* [Description of the task]
Find the word "content" below. Copy each line that has it.

* [The data]
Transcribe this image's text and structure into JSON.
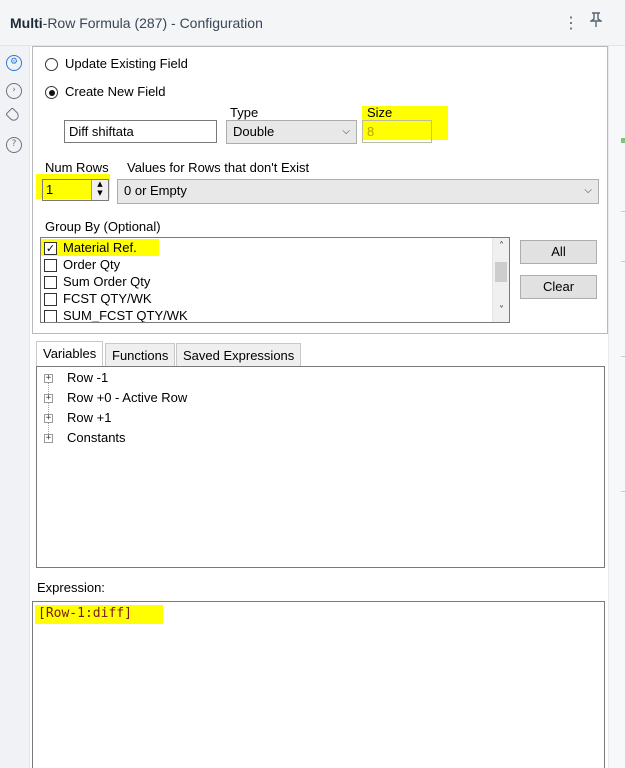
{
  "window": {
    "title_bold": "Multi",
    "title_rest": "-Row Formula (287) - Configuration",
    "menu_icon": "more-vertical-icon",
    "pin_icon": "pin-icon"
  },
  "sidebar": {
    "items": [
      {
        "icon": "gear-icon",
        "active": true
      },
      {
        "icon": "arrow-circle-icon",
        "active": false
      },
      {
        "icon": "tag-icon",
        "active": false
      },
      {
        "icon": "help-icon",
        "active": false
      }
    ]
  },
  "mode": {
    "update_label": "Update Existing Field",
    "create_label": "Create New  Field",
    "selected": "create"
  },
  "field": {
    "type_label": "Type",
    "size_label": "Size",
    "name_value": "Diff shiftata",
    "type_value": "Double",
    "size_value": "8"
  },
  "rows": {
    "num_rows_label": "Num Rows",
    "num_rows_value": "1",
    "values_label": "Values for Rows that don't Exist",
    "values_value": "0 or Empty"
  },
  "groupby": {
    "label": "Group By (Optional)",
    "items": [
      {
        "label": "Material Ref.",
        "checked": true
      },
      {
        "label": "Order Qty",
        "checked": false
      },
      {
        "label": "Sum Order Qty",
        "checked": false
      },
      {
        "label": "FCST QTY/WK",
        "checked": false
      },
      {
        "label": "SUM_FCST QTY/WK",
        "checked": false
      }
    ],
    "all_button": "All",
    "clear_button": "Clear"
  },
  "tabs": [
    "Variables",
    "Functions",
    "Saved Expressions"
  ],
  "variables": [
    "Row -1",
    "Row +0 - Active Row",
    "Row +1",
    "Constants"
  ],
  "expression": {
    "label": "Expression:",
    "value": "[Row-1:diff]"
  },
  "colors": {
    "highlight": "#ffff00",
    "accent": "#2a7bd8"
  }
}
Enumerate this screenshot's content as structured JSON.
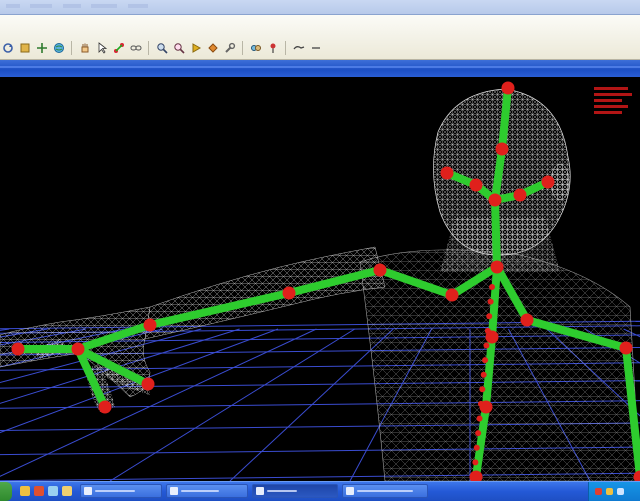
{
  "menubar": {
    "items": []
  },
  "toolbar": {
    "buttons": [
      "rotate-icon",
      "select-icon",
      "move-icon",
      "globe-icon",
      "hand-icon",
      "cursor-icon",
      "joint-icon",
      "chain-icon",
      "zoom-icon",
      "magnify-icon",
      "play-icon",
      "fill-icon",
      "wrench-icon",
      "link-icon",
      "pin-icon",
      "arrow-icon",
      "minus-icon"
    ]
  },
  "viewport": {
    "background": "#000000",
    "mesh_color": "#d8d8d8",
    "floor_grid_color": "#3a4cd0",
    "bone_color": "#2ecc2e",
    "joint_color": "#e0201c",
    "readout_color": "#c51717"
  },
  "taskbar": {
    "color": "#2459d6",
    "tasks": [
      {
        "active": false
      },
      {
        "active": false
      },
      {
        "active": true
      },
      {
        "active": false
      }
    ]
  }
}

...

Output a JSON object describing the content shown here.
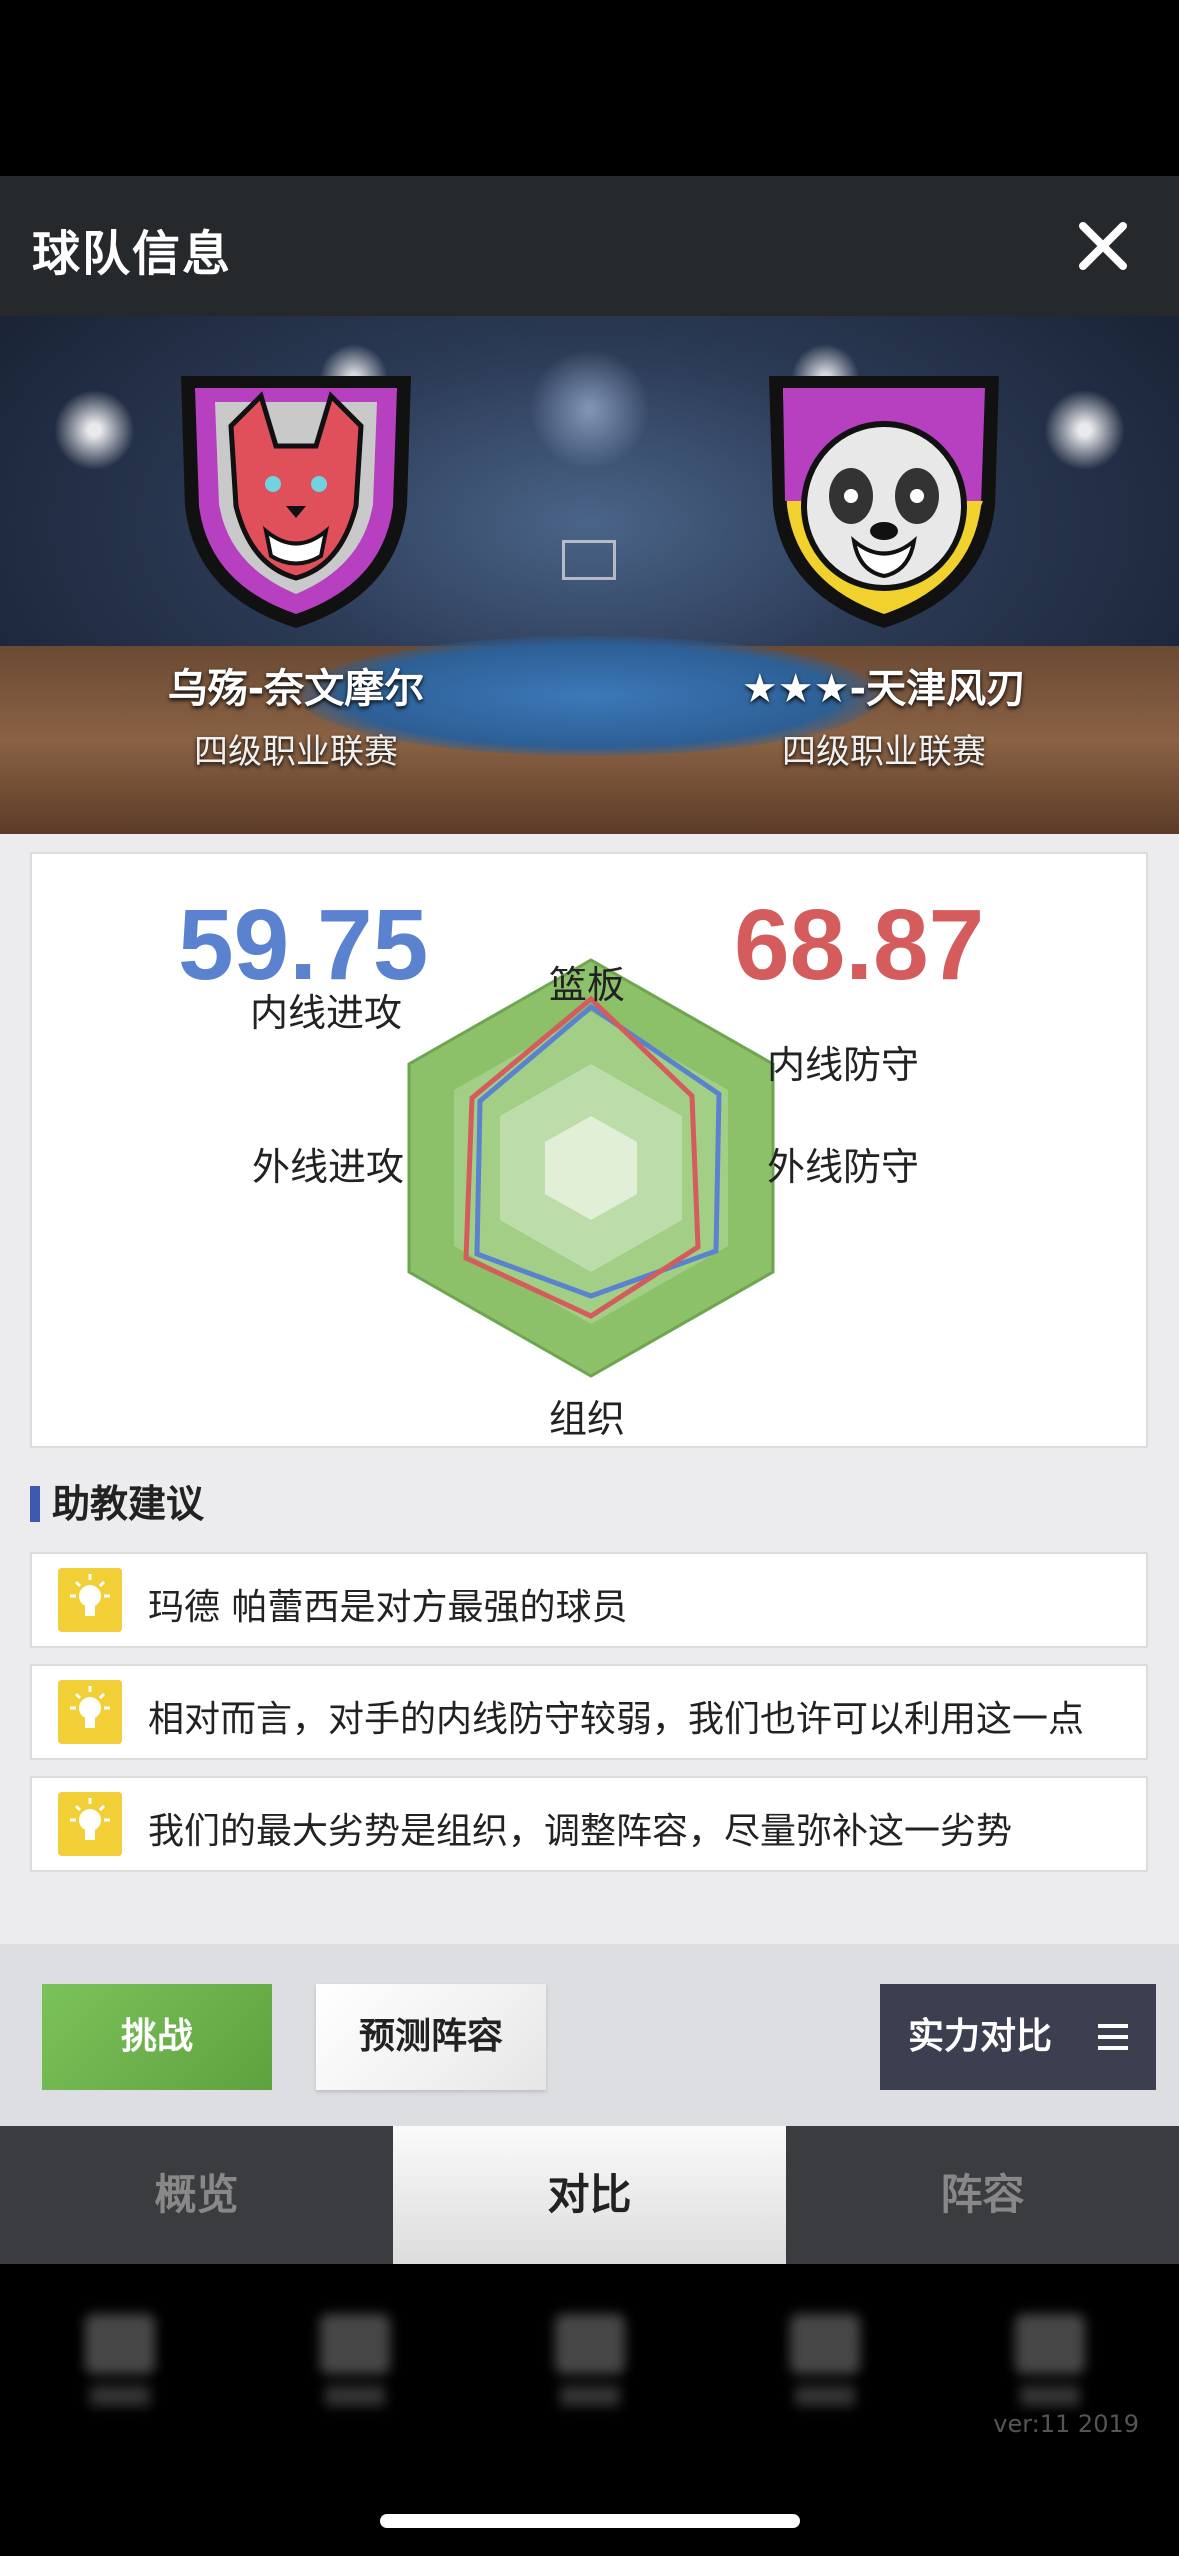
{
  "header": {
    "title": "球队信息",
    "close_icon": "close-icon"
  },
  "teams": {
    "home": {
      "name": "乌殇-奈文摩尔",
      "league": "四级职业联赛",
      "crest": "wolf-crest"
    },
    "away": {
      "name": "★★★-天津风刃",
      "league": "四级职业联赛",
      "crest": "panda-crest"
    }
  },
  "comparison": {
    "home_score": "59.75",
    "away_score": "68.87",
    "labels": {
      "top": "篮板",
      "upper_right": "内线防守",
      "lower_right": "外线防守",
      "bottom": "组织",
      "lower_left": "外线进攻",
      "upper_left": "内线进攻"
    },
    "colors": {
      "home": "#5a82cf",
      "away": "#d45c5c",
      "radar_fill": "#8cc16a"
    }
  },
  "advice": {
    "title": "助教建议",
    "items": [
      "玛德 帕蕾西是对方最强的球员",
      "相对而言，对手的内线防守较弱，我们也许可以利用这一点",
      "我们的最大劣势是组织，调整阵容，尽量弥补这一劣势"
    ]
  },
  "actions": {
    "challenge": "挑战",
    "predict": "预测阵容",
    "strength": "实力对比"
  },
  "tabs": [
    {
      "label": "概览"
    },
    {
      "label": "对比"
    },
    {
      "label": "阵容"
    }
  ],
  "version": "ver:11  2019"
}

* [Exercise solution]
Enumerate this screenshot's content as structured JSON.
Output a JSON object describing the content shown here.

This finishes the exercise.